“What I want[ed] to see is in three years, are we in that same cycle? To be honest, from what I’ve seen now three years later, they started letting go all of the DEI people,” says Guess. “That’s a clear sign that we’re the first to go.”
After the 2007-08 writers strike, which lasted 100 days, opportunities seemed to open up for Black writers and showrunners. Diversity was pushed as television expanded with reality shows and more streaming options emerged, creating a growing appetite for niche programming.
“That television boom — probably around 2015, 2016 — kind of forced the industry to give new showrunners an opportunity. They were younger, more forward-thinking. Has it created way more opportunities for us Black writers? 1,000%,” says Jameal Turner, writer and co-executive producer on The CW’s “All American.”
By 2020, African Americans made up 15.5% of all TV series writers and 6.9% of all film screenwriters. Many of these gains were driven by that TV expansion, the hiring of diversity executives and a certain mindset toward inclusion.
This expansion, though, also helped create the seeds of the current conflict, as writers felt shortchanged by the streaming boom.
“I think everyone has agreed there was too much TV being made and that was all done in the name of more subscribers,” says Malcolm Spellman, writer-creator on “The Falcon and the Winter Soldier” and “Bel-Air” and co-producer on “Empire.”
Spellman is also the writer of Marvel Studios’ upcoming “Captain America: Brave New World.” He’s seen how an abundance of writers in the film ecosystem limits opportunities for writers of color when the business contracts and fears that TV is on the same path.
“It’s not about diabolical plans,” says Spellman. “It was that the ship was tipping over and they weren’t trying to save no one else, which I get. But the end result is [Black writers] never penetrated features, and there was never any moving, meaningful impact on diversity. If you apply that to what’s about to happen in TV, it’s not nuts to assume the same survival instincts will kick in.”
Established Black writers are fighting diminished opportunities not only for themselves but for those who are entering the industry.
The makeup of writers’ rooms has been of particular concern. Traditionally, such rooms have provided invaluable experience to emerging writers. But as those rooms have shrunk in size in the streaming era, the opportunities for writers of color have diminished.
Although the WGA is attempting to restrict the use of so-called mini-rooms, many Black writers are skeptical they will go away.
“It would be hard to [enact the NFL’s Rooney Rule] in film and TV because there’s so many reasons that somebody would have as to why you need this writer over that writer.

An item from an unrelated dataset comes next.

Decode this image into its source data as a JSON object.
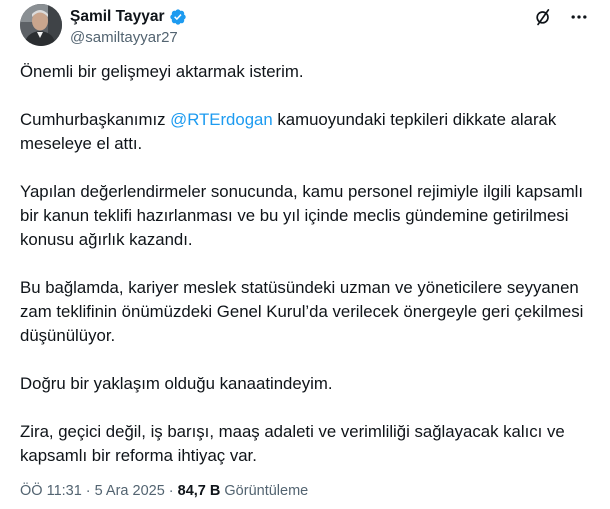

They can come up with all kinds of excuses,” says Guess. “They’re going to still leave it up to the showrunners. You’re going to still go to your friends, and your friends tend to be around your level.”
Rasheed Newson, an executive producer and co-developer of “Bel-Air,” adds that studios have been asking productions to get by with fewer writers.
“They’re essentially saying to us, you had a writing staff of 10, couldn’t you get by with four?” he says. “Everything at this point is so efficient, everything’s been cut to so many bare bones, the only thing left to squeeze are people.”
Talicia Raggs, writer and co-executive producer on “The Equalizer” and “NCIS: New Orleans,” was one of those who felt the squeeze.
She struggled after the 2007 strike, not working for almost three seasons, and understands the hardships a work stoppage can bring.
The mini-rooms are one obstacle for everyone, but with new Black writers, she says there are even more barriers to getting good writing jobs.
“My main fear for the younger writers coming up — when they’re already being squeezed [by a scarcity of jobs] — is the mini rooms. People are going to try to make their seasons, so [locking out younger writers] has the potential to happen to a greater degree once everyone comes back,” she says.
Times Staff Writer Wendy Lee contributed to this report.